  • It could be that another service – perhaps popular in Australia and New Zealand – has been hacked, revealing shared passwords that were also being used to secure Apple IDs.

Could Apple ID accounts have been better protected?
Although the precise details of what occurred are not yet clear, what is certain is that Apple users who use two-factor authentication to protect their Apple ID accounts will be better protected from being compromised.

Apple 2FA

Two-factor authentication (sometimes called two step verification) makes life much harder for hackers attempting to hijack control of your accounts and devices, as it means they require more than just your username and password. They also need a one-time password (OTP) that is sent to your device itself.

In addition, you can set up a 14-digit recovery key that you can print out and keep in safe place. Apple suggests you keep the recovery key to regain access to your account, or if you ever lose access to your devices or forget your password.

Who is Oleg Pliss?
We have no idea. But, of course, it’s extremely likely that it’s not the real name of the criminal behind this attack. (Unless they’re very dumb).

A quick search on LinkedIn reveals a computer scientist named Oleg Pliss. There is no reason to believe that he is behind the attack however. More likely this is mischief-making by the criminals.

How do the bad guys make money?
From the sound of things, they are asking victims to electronically transfer money to their email address.

A posting on the Apple Support forum says that the criminals gave a Hotmail address which they requested be sent funds via PayPal, but of course that account could belong to an innocent individual.

Apple Support forum

Similarly, Oleg Pliss might be the name of someone being framed by the criminals behind the attack. If that’s the case, it’s a little pathetic. My guess is that they’ve used the name as a joke.

Well, I’m not laughing. How do I restore access to my device?

The most important thing is not to pay any money to the criminals. That will only encourage them to launch further attacks, and there is no guarantee that they will unlock your device.

Instead, erase your device using Recovery Mode and restore from a backup:

  1. Disconnect all cables from your device.
  2. Turn off your device.
  3. Press and hold the Home button. While holding the Home button, connect your device to iTunes. If your device doesn’t turn on automatically, turn it on.
  4. Continue holding the Home button until you see the Connect to iTunes screen.
  5. iTunes will alert you that it has detected a device in recovery mode. Click OK, then restore the device.

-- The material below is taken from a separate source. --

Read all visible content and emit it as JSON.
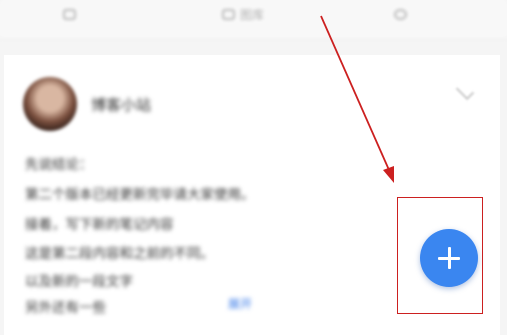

You may also find this Apple support knowledgebase article useful.

Afterwards, enable two-step verification for your Apple ID (if available in your country), and ensure that you are never re-using passwords on the internet.

What else?
Follow the discussion on the Apple Support community forum for updates from other affected users.

About Graham Cluley

Graham Cluley is an award-winning security blogger, researcher and public speaker. He has been working in the computer security industry since the early 1990s, having been employed by companies such as Sophos, McAfee and Dr Solomon's. He has given talks about computer security for some of the world's largest companies, worked with law enforcement agencies on investigations into hacking groups, and regularly appears on TV and radio explaining computer security threats. Graham Cluley was inducted into the InfoSecurity Europe Hall of Fame in 2011, and was given an honorary mention in the "10 Greatest Britons in IT History" for his contribution as a leading authority in internet security. Follow him on Twitter at @gcluley. View all posts by Graham Cluley →